> _RECORDS_:

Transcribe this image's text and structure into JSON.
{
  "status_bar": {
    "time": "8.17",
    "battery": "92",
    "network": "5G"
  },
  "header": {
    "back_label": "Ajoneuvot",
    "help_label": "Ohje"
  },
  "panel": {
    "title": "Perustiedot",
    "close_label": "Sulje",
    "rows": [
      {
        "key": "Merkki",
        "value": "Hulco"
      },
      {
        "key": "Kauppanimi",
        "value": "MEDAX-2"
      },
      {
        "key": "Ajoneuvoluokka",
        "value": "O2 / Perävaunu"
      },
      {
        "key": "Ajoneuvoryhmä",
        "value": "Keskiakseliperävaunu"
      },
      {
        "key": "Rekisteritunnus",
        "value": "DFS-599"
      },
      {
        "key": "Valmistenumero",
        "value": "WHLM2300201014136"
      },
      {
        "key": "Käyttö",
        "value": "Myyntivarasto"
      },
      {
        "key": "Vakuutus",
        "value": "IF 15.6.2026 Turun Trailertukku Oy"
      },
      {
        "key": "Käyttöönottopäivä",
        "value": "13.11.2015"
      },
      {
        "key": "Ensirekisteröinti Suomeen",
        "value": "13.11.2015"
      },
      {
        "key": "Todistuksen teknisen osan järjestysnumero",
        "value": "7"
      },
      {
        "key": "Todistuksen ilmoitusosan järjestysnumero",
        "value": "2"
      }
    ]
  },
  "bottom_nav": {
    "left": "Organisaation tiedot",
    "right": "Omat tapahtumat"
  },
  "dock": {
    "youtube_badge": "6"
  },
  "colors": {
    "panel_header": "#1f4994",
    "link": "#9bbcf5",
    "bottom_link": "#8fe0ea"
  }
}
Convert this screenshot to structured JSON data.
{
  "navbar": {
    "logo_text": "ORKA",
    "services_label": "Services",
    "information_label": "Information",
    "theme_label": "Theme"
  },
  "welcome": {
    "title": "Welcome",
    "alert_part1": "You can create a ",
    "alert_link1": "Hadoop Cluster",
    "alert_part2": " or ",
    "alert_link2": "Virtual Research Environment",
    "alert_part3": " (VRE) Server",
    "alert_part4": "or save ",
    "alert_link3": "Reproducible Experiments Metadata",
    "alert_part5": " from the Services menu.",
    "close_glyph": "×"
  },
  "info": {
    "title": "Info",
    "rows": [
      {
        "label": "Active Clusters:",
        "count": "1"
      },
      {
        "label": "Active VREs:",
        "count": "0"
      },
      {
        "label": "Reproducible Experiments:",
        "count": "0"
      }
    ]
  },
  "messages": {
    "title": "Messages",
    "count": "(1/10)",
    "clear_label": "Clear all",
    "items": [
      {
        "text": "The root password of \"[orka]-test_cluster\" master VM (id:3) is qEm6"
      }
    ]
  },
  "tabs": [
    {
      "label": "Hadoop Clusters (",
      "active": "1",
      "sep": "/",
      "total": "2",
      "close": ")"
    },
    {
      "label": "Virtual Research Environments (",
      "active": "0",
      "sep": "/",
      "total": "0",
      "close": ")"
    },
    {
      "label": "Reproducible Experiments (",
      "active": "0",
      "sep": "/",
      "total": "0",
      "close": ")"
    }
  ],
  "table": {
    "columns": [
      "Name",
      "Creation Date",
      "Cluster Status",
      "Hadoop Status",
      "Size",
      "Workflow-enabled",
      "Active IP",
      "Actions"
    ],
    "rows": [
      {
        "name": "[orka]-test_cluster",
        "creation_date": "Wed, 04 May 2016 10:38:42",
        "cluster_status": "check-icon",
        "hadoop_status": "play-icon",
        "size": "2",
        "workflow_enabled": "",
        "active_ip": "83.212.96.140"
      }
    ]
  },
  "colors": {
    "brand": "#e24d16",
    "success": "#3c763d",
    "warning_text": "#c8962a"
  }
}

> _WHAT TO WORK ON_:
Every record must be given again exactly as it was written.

> _WRITTEN RESPONSE_:
Transcribe this image's text and structure into JSON.
{
  "status_bar": {
    "time": "8.17",
    "battery": "92",
    "network": "5G"
  },
  "header": {
    "back_label": "Ajoneuvot",
    "help_label": "Ohje"
  },
  "panel": {
    "title": "Perustiedot",
    "close_label": "Sulje",
    "rows": [
      {
        "key": "Merkki",
        "value": "Hulco"
      },
      {
        "key": "Kauppanimi",
        "value": "MEDAX-2"
      },
      {
        "key": "Ajoneuvoluokka",
        "value": "O2 / Perävaunu"
      },
      {
        "key": "Ajoneuvoryhmä",
        "value": "Keskiakseliperävaunu"
      },
      {
        "key": "Rekisteritunnus",
        "value": "DFS-599"
      },
      {
        "key": "Valmistenumero",
        "value": "WHLM2300201014136"
      },
      {
        "key": "Käyttö",
        "value": "Myyntivarasto"
      },
      {
        "key": "Vakuutus",
        "value": "IF 15.6.2026 Turun Trailertukku Oy"
      },
      {
        "key": "Käyttöönottopäivä",
        "value": "13.11.2015"
      },
      {
        "key": "Ensirekisteröinti Suomeen",
        "value": "13.11.2015"
      },
      {
        "key": "Todistuksen teknisen osan järjestysnumero",
        "value": "7"
      },
      {
        "key": "Todistuksen ilmoitusosan järjestysnumero",
        "value": "2"
      }
    ]
  },
  "bottom_nav": {
    "left": "Organisaation tiedot",
    "right": "Omat tapahtumat"
  },
  "dock": {
    "youtube_badge": "6"
  },
  "colors": {
    "panel_header": "#1f4994",
    "link": "#9bbcf5",
    "bottom_link": "#8fe0ea"
  }
}
Convert this screenshot to structured JSON data.
{
  "navbar": {
    "logo_text": "ORKA",
    "services_label": "Services",
    "information_label": "Information",
    "theme_label": "Theme"
  },
  "welcome": {
    "title": "Welcome",
    "alert_part1": "You can create a ",
    "alert_link1": "Hadoop Cluster",
    "alert_part2": " or ",
    "alert_link2": "Virtual Research Environment",
    "alert_part3": " (VRE) Server",
    "alert_part4": "or save ",
    "alert_link3": "Reproducible Experiments Metadata",
    "alert_part5": " from the Services menu.",
    "close_glyph": "×"
  },
  "info": {
    "title": "Info",
    "rows": [
      {
        "label": "Active Clusters:",
        "count": "1"
      },
      {
        "label": "Active VREs:",
        "count": "0"
      },
      {
        "label": "Reproducible Experiments:",
        "count": "0"
      }
    ]
  },
  "messages": {
    "title": "Messages",
    "count": "(1/10)",
    "clear_label": "Clear all",
    "items": [
      {
        "text": "The root password of \"[orka]-test_cluster\" master VM (id:3) is qEm6"
      }
    ]
  },
  "tabs": [
    {
      "label": "Hadoop Clusters (",
      "active": "1",
      "sep": "/",
      "total": "2",
      "close": ")"
    },
    {
      "label": "Virtual Research Environments (",
      "active": "0",
      "sep": "/",
      "total": "0",
      "close": ")"
    },
    {
      "label": "Reproducible Experiments (",
      "active": "0",
      "sep": "/",
      "total": "0",
      "close": ")"
    }
  ],
  "table": {
    "columns": [
      "Name",
      "Creation Date",
      "Cluster Status",
      "Hadoop Status",
      "Size",
      "Workflow-enabled",
      "Active IP",
      "Actions"
    ],
    "rows": [
      {
        "name": "[orka]-test_cluster",
        "creation_date": "Wed, 04 May 2016 10:38:42",
        "cluster_status": "check-icon",
        "hadoop_status": "play-icon",
        "size": "2",
        "workflow_enabled": "",
        "active_ip": "83.212.96.140"
      }
    ]
  },
  "colors": {
    "brand": "#e24d16",
    "success": "#3c763d",
    "warning_text": "#c8962a"
  }
}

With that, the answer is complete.